Image provided by: University of Oregon Libraries; Eugene, OR
About Oregon daily emerald. (Eugene, Or.) 1920-2012 | View Entire Issue (Jan. 4, 1951)
Liauor Problems of Side, Taylors' Due for Review
by State Commission in Near Future
Taylor’s coffee shop and the Col
lege Side inn had beer-selling pri
vileges restored to them Dec. 26,
but according to Oregon Liquor
Control commissioner Richard
Reed, they will continue to oper
ate under a “restricted license”.
Reed explained that suspensions
imposed Dec. 11 were lifted by the
liquor commission during the holi
days and were replaced by a ruling
which prohibits the sale of beer in
the two establishments before 4
The new rule is a stop-gap mea
sure until the commission decides
on a permanent policy. The com
mission will meet in Portland Jan.
5 to discuss the matter, which has
been a major issue since early Nov
ember when minors were found
drinking beer in the two near-cam
Reed said that the commission
will consider proposals that beer
drinking be confined to certain
areas in Taylor’s and the Side, that
no minors be allowed in these
areas, and that the ‘‘cafeteria
style” of serving be eliminated.
He hinted that the proposals, al
ready in force at the Side, would
probably be adopted by the com
mission at either the Jan. 5 meet
ing or the following one, Jan. 15.
1. On* old wives' tale that bobs up period!*
cally is the story that American oil companies
protect the sale of their established products
by keeping new developments off the market.
Ajq example of how far this fairy tale misses ?
the truth is the case of Union Oil's remarkable
purple motor oil.
2* Shortly after the war, we introduced our
new post-war motor oil, Triton. By all standards,
Triton was unexcelled. In fact, it was so good we
told people they could safely drive it 6 months
between drains if they chose. Consequently, we
thought our oil program was set for several years.
But 12 months later our research engineers came
up with a purple motor oil for passenger cars
which they said was even better. ^
4* That posed a question. Should we hold this
new purple oil off the market for a few years and
protect Triton, or put it on sale immediately? The
answer was that we had no choice. For we were
in competition. If we didn’t put this purple oil on
the market as soon as possible, some of our com
petitors might develop a comparable product and
beat us to the punch.
5* As a result we introduced our purple oil to
the motorists of the Pacific Coast under the brand
name of Royal Triton. Royal Triton was not only
an overnight success with our own Western custo
mers; visitors from the East even took it home with
them and continued buying it by mail. Conse
quently, we’ve expanded our manufacturing facil
ities and are now marketing it throughout the
Moral: Next time anyone tells you oil companies
hold improved products off the market, please tell
him to see us.
3* Just to prove their claims, they sealed it
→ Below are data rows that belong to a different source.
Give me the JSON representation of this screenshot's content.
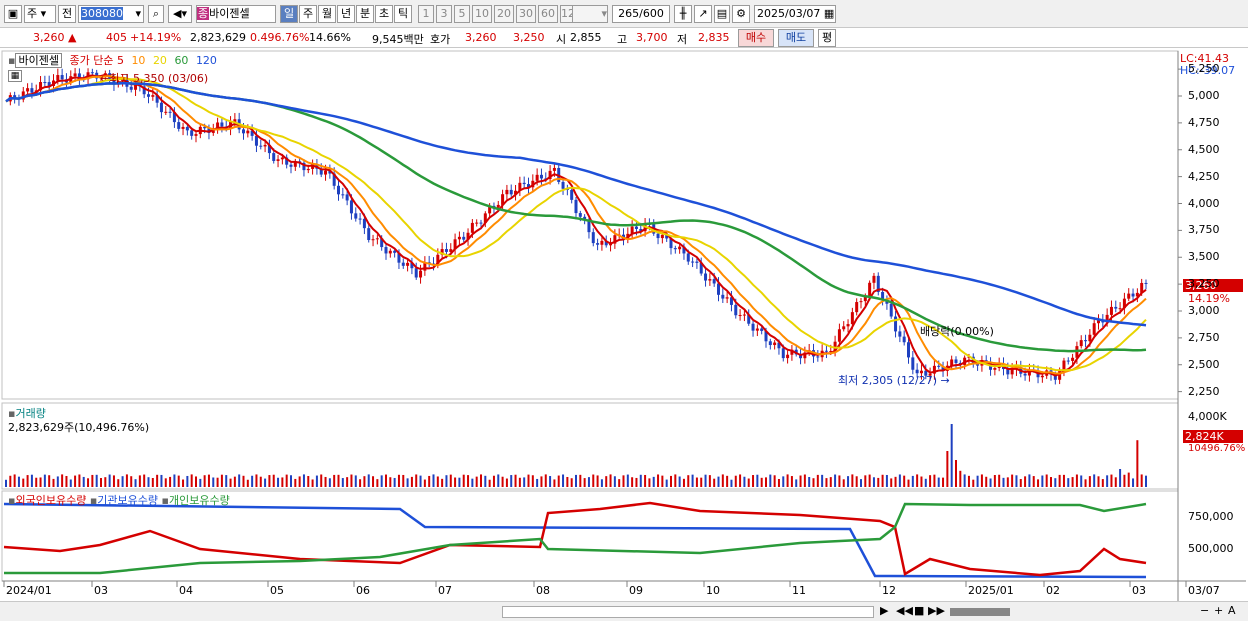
{
  "toolbar": {
    "period_type": "주",
    "prev_label": "전",
    "code": "308080",
    "name": "바이젠셀",
    "name_badge": "종",
    "tabs": [
      "일",
      "주",
      "월",
      "년",
      "분",
      "초",
      "틱"
    ],
    "active_tab": "일",
    "minute_opts": [
      "1",
      "3",
      "5",
      "10",
      "20",
      "30",
      "60",
      "120"
    ],
    "count": "265",
    "count_max": "/600",
    "date": "2025/03/07"
  },
  "quote": {
    "price": "3,260",
    "change": "405",
    "change_pct": "+14.19%",
    "volume": "2,823,629",
    "vol_ratio": "0.496.76%",
    "turnover": "14.66%",
    "amount": "9,545백만",
    "bid_label": "호가",
    "ask": "3,260",
    "bid": "3,250",
    "open_label": "시",
    "open": "2,855",
    "high_label": "고",
    "high": "3,700",
    "low_label": "저",
    "low": "2,835",
    "buy_label": "매수",
    "sell_label": "매도",
    "eval_label": "평"
  },
  "price_panel": {
    "title": "바이젠셀",
    "ma_label": "종가 단순",
    "ma_periods": [
      "5",
      "10",
      "20",
      "60",
      "120"
    ],
    "ma_colors": [
      "#d40000",
      "#ff8c00",
      "#e8d400",
      "#2a9a3a",
      "#1e50d8"
    ],
    "lc": "LC:41.43",
    "hc": "HC:-39.07",
    "high_note": "최고 5,350 (03/06)",
    "low_note": "최저 2,305 (12/27)",
    "div_note": "배당락(0.00%)",
    "price_tag": "3,260",
    "pct_tag": "14.19%",
    "y_ticks": [
      "5,250",
      "5,000",
      "4,750",
      "4,500",
      "4,250",
      "4,000",
      "3,750",
      "3,500",
      "3,250",
      "3,000",
      "2,750",
      "2,500",
      "2,250"
    ]
  },
  "volume_panel": {
    "title": "거래량",
    "value": "2,823,629주(10,496.76%)",
    "y_tick": "4,000K",
    "tag": "2,824K",
    "tag2": "10496.76%"
  },
  "holding_panel": {
    "items": [
      "외국인보유수량",
      "기관보유수량",
      "개인보유수량"
    ],
    "colors": [
      "#d40000",
      "#1e50d8",
      "#2a9a3a"
    ],
    "y_ticks": [
      "750,000",
      "500,000"
    ]
  },
  "x_axis": [
    "2024/01",
    "03",
    "04",
    "05",
    "06",
    "07",
    "08",
    "09",
    "10",
    "11",
    "12",
    "2025/01",
    "02",
    "03",
    "03/07"
  ],
  "chart_data": {
    "type": "candlestick",
    "title": "바이젠셀",
    "ylim": [
      2200,
      5400
    ],
    "close_series": [
      {
        "date": "2024/01",
        "close": 4950
      },
      {
        "date": "2024/02",
        "close": 5150
      },
      {
        "date": "2024/03",
        "close": 5200
      },
      {
        "date": "2024/04",
        "close": 5050
      },
      {
        "date": "2024/05",
        "close": 4650
      },
      {
        "date": "2024/05b",
        "close": 4750
      },
      {
        "date": "2024/06",
        "close": 4400
      },
      {
        "date": "2024/06b",
        "close": 4300
      },
      {
        "date": "2024/07",
        "close": 3700
      },
      {
        "date": "2024/07b",
        "close": 3350
      },
      {
        "date": "2024/08",
        "close": 3700
      },
      {
        "date": "2024/08b",
        "close": 4100
      },
      {
        "date": "2024/09",
        "close": 4300
      },
      {
        "date": "2024/09b",
        "close": 3600
      },
      {
        "date": "2024/10",
        "close": 3800
      },
      {
        "date": "2024/10b",
        "close": 3500
      },
      {
        "date": "2024/11",
        "close": 3000
      },
      {
        "date": "2024/11b",
        "close": 2600
      },
      {
        "date": "2024/12",
        "close": 2600
      },
      {
        "date": "2024/12b",
        "close": 3300
      },
      {
        "date": "2024/12c",
        "close": 2400
      },
      {
        "date": "2025/01",
        "close": 2550
      },
      {
        "date": "2025/02",
        "close": 2450
      },
      {
        "date": "2025/02b",
        "close": 2400
      },
      {
        "date": "2025/03",
        "close": 2900
      },
      {
        "date": "2025/03/07",
        "close": 3260
      }
    ]
  }
}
in the crankcases of four new automobiles and
drove them continuously up and down the Pacific
Coast for 30,000 miles! At the end of the test they
opened up the motors and showed us the results:
The engine parts were as good as new and the oil
— by every analysis—showed no more deteriora
tion than ordiuary motor oils exhibit after 1,000
UNION OIK COMPANY
CAKIIOK NI A
CALIFORNIA, OCTOBER 17, 1890
This series, sponsored by the people of Union Oil Company, is dedicated to a
discussion of how and why American business functions. We hope you’ll feel
free to send in any suggestions or criticisms you have to offer. Write: The
President, Union OH Company, Union Oil Building, Los Angeles U, California.